Last week’s massacre at a Las Vegas country music festival offers gun control advocates a fresh chance to test a law, put in place by Republicans and the gun industry’s lobby, that protects the industry from liability for the criminal actions of some of their customers.
Starting with a lawsuit filed late last week in Nevada state court, the effort follows similar litigation over mass killings, most notably those of 20 elementary school children and six adults in Newtown, Connecticut. In most cases, the plaintiffs fail to overcome the law’s high bar for liability, but with the Harvest 91 Festival, where almost 60 died and more than 500 were injured, that pattern may shift.

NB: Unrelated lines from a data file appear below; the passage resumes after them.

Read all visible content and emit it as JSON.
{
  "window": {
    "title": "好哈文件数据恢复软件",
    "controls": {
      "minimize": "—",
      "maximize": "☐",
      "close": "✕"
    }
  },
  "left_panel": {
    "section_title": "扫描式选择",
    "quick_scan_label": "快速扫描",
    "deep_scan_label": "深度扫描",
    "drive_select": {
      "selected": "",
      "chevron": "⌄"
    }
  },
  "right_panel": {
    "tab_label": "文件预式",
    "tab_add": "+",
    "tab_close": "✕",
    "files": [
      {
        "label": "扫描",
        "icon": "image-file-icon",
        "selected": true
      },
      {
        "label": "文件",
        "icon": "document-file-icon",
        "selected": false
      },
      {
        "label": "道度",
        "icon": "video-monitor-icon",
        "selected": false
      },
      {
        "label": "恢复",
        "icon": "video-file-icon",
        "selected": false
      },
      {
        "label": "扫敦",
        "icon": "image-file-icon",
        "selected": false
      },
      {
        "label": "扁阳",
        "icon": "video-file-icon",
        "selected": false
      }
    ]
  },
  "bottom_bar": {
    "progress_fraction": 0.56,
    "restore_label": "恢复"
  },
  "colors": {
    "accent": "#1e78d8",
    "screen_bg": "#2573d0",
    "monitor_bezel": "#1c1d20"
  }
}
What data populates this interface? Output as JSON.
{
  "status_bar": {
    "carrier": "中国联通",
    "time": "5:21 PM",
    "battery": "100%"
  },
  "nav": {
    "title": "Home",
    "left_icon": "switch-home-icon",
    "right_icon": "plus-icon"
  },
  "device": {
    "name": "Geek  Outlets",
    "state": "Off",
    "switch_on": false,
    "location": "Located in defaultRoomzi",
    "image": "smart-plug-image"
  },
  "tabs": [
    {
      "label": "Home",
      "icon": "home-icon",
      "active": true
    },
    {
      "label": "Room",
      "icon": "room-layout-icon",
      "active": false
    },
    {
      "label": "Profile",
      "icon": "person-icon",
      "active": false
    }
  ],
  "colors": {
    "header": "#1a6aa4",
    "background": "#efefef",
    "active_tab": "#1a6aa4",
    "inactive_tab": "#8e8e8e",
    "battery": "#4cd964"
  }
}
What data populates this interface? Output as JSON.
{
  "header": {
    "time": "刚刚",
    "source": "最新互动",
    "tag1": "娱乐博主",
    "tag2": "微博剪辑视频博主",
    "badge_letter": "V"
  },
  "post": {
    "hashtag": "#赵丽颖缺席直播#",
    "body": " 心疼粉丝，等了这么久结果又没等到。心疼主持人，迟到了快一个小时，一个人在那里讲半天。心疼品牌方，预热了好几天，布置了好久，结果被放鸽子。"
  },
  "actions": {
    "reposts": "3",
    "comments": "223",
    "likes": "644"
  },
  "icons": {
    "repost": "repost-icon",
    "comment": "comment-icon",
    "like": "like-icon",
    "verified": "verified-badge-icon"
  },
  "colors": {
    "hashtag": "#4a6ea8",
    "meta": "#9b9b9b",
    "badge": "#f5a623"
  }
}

A dozen bump stocks, which allow a semi-automatic weapon to fire with the speed of an automatic weapon, were found in gunman Stephen Paddock’s 32nd-floor Mandalay Bay Resort hotel room. The complaint, which was filed in Clark County District Court and seeks class action status, alleges that Slide Fire Solutions, a bump stock manufacturer, and other, unidentified makers and retailers behaved negligently in selling and producing these devices.
“This horrific assault did not occur, could not occur, and would not have occurred with a conventional handgun, rifle, or shotgun, of the sort used by law-abiding responsible gun owners for hunting or self-defence,” the complaint states.
The named plaintiffs include Devon Prescott, Brooke Freeman, and Tasaneeporn Upright, all residents of Nevada who represent the potential class. The lawsuit seeks unspecified damages as well as funds to pay for the victims’ counselling and treatment for emotional distress. The three are represented by the Las Vegas law firm Eglet Prince and by the Brady Center to Prevent Gun Violence.
Slide Fire didn’t immediately respond to a request for comment.
Victims of mass shootings have sued in the past. Following the Newtown school shooting in 2012, suits were filed against Remington Arms. The…